A recent Sixth Circuit opinion reiterated that, for purposes of evaluating diversity jurisdiction, the citizenship of a limited liability company is determined by the citizenship of its members. E.g., Akno 1010 Mkt. Street St. Louis Missouri LLC v. Pourtaghi, 43 F.4th 624, 626 (6th Cir. 2022). An LLC’s state of organization and principal place of business are irrelevant to that analysis because 28 U.S.C. § 1332(c) refers specifically to “corporation[s],” while LLCs, like partnerships, are treated as unincorporated associations. Id.; Delay v. Rosenthal Collins Grp., LLC, 585 F.3d 1003, 1005 (6th Cir. 2009) (“The general rule is that all unincorporated entities — of which a limited liability company is one — have the citizenship of each partner or member.”). But a different jurisdictional test applies when a plaintiff’s complaint falls within the Class Action Fairness Act (CAFA).

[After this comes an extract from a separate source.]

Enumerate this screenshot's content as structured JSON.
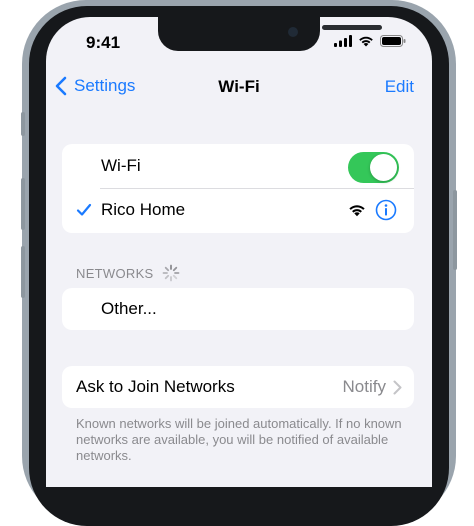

Akno involved a business dispute between the plaintiff LLC and one of its former employees. The parties litigated the case for three years and the district court entered summary judgment. On appeal, the Sixth Circuit, on its own, asked for supplemental briefing regarding the parties’ citizenship. That briefing “deepened [the court’s] doubts” about federal jurisdiction, so the court vacated the judgment and remanded the case to the district court for a more complete evaluation of subject-matter jurisdiction. In doing so, the court discussed the full chain of the plaintiff LLC’s members and sub-members, which is necessary for determining an LLC’s citizenship under traditional diversity jurisdiction.
But when federal jurisdiction is based upon CAFA, the LLC’s constituent members are irrelevant to establishing jurisdiction. That is because under CAFA, “an unincorporated association shall be deemed to be a citizen of the State where it has its principal place of business and the State under whose laws it is organized.” 28 U.S.C. § 1332(d)(10). While not every jurisdiction has weighed in, those that have favor treating LLCs and other unincorporated associations as if they were corporations for purposes of CAFA jurisdiction. Ferrell v. Express Check Advance of SC LLC, 591 F.3d 698, 705 (4th Cir. 2010) (“[W]e conclude that the term ‘unincorporated association’ in § 1332(d)(10) refers to all non-corporate business entities.”); see also Siloam Springs Hotel, L.L.C. v. Century Sur. Co., 781 F.3d 1233, 1237 n.1 (10th Cir. 2015) (“It is worth noting that Congress has indeed prescribed a different rule as to unincorporated associations for purposes of the Class Action Fairness Act.”); Kim v. Trulia, LLC, No. 19-cv-06733, 2021 WL 8743946, at *3 (E.D.N.Y. Mar. 31, 2021) (same); but see Carter v. HealthPort Techs., LLC, 822 F.3d 47, 60 (2d Cir. 2016) (declining to address whether LLC was “unincorporated association” for purposes of CAFA).